A new resolution in regards to St. Paul’s was approved in a 5-3 vote during Thursday evening’s village board meeting after a passionate discussion amongst trustees.
The motion, introduced by trustee Dennis Donnelly, called to hire forensic architects and engineers Erwin, Lobo and Bielinski (ELB) to “review, compare and contrast any new proposal submitted by the Committee to Save St. Paul’s (CSSP) for the restoration of St. Paul’s main building with prior submissions.”
Furthermore, it seeks to have ELB perform a “full analysis” of the Final Environmental Impact Statement’s (FEIS) “Alternative Approaches” located in Appendix M, options five and six.
According to the FEIS, option five would include the demolition of two of the building’s wings, as well as the restoration of the front wing and the chapel.
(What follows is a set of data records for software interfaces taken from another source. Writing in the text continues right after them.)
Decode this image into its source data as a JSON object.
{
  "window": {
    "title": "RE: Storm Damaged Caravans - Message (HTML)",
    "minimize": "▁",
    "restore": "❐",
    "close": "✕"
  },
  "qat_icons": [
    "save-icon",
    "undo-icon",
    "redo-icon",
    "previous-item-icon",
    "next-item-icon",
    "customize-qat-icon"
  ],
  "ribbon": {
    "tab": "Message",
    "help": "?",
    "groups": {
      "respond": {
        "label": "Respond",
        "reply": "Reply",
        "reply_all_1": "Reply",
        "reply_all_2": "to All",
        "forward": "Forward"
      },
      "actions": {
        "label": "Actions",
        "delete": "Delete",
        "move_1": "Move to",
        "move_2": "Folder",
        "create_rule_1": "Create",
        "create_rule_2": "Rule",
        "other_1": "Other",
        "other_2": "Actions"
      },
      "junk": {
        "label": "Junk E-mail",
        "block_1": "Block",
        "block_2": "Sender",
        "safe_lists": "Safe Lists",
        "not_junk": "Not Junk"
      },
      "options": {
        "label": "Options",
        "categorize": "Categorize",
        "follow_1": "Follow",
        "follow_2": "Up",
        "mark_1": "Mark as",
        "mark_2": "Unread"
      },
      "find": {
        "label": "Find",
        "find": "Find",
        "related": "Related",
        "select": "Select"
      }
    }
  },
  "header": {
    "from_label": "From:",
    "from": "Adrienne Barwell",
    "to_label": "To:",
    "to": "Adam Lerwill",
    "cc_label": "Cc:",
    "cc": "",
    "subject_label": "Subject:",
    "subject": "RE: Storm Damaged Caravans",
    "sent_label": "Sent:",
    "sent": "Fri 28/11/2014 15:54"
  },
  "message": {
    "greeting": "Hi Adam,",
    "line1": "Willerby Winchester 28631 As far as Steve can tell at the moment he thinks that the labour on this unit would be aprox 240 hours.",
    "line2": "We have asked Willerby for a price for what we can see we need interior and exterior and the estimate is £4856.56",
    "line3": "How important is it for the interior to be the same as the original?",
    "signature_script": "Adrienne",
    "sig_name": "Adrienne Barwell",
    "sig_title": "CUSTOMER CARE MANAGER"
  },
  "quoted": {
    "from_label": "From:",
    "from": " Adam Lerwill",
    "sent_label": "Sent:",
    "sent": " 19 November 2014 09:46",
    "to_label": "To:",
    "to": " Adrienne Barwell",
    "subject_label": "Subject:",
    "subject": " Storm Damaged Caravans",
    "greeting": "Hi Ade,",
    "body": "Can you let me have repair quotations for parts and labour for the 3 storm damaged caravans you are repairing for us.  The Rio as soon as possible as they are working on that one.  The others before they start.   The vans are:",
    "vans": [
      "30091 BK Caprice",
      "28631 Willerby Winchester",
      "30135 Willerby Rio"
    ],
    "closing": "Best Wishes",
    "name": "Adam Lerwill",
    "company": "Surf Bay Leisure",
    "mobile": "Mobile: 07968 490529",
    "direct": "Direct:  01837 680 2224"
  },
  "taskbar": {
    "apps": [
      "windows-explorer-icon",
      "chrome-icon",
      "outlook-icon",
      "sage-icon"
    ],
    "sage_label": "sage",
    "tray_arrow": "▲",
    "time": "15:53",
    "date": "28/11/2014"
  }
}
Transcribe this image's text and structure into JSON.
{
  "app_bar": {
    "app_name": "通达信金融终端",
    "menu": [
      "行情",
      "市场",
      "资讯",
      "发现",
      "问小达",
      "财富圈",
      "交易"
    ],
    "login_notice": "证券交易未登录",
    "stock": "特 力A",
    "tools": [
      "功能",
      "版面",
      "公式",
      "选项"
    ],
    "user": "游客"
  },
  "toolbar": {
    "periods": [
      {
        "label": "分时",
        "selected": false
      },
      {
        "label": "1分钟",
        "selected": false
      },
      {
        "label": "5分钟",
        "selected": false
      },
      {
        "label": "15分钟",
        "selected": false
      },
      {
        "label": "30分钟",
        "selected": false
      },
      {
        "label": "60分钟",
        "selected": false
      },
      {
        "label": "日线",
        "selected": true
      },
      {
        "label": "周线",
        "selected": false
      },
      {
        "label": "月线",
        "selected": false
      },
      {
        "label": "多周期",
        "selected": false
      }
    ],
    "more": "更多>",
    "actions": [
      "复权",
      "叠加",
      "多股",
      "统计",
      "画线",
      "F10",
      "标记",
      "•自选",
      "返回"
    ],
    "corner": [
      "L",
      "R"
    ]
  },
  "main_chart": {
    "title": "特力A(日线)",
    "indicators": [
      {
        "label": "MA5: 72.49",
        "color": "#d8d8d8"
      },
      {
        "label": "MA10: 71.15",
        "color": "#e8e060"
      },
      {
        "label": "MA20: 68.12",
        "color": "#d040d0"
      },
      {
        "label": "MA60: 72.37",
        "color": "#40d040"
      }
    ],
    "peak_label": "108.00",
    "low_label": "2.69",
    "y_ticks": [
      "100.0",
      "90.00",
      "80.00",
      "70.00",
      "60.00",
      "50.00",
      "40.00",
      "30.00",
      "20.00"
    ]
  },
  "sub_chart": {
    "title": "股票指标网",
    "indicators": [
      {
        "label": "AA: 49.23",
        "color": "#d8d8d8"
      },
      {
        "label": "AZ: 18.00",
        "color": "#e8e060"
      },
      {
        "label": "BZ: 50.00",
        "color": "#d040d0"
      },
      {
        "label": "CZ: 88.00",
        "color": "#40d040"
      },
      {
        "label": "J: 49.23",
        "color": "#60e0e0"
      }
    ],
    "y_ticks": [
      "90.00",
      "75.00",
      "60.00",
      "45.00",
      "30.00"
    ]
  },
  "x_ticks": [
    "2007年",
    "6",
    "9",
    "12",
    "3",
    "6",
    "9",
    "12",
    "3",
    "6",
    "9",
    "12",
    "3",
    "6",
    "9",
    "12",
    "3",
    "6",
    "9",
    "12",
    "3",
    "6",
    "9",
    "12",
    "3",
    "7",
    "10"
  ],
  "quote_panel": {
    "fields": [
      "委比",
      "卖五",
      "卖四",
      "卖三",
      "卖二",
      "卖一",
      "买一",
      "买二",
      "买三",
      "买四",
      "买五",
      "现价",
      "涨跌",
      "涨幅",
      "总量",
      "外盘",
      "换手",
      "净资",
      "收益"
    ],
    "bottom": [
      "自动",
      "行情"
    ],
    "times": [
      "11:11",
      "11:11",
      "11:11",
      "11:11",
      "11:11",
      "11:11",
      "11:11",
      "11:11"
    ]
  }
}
Option six calls for the “demolition of all but central pavilion and chapel.” They are estimated, in the FEIS document, to cost $15 to 20 million and $10 to $12 million, respectively.
“We are asking [ELB] to flesh out the proposals in such a way that we would be able to make a determination as to whether that is a viable option,” said Donnelly during the discussion.
The CSSP made a presentation on an alternative plan for the building on Oct. 6, which documented the vision to turn the building into a community and recreation center.
Trustee Andrew Cavanaugh requested to amend Donnelly’s motion to include that the cost for the village would not exceed $20,000 in respect to the Committee to Save St. Paul’s analysis, in addition to having “that retention available in respect to any submission.”
“My amendment is that this would be expanded if other proposals come forward,” he said.
Deputy Mayor John Watras called to add a second amendment to the motion that sought to approve $11,300 in funding to repair the roof and clock tower on the building because it is in “bad shape.”
Donnelly said that he thought the clock tower repairs were a completely separate issue from the motion he made. He added that no one has ever included the clock tower in prior proposals, so, he believes, they shouldn’t spend money “if no one is seeking to save the items in question.”
“If that is the case, then the clock tower, unless there is a clear and present danger, is probably a separate issue,” trustee Nicholas Episcopia added.
Trustee Brian Daughney explained that he believed it should first be decided what is going to happen with the building before “spending money to restore something.”
“I find it a little silly to be asked to spend $11,000 or $35,000 for a motion which is looking at perhaps cutting down the size of the building,” he continued while discussing Watras’ amendment on Donnelly’s motion.
“The refusal of certain members of the board to take the reasonable step to expend a reasonable amount of money to preserve the building in its current state seems to be based in other things besides the apparent engineering needs of the building,” Cavanaugh said.
Ultimately, the board voted to not include Watras’ amendment to the already approved amended motion.
Garden City resident Tom Lamberti, a former trustee, questioned the need to review the FEIS again.
“What puzzles me and amazes me is that you had this architect report in February 2011,” he continued. “It reviewed the Committee to Save St. Paul's proposal. It said it was deficient, underestimated the cost and didn’t preserve the building.”
“Why hasn’t this ended?” Lamberti added.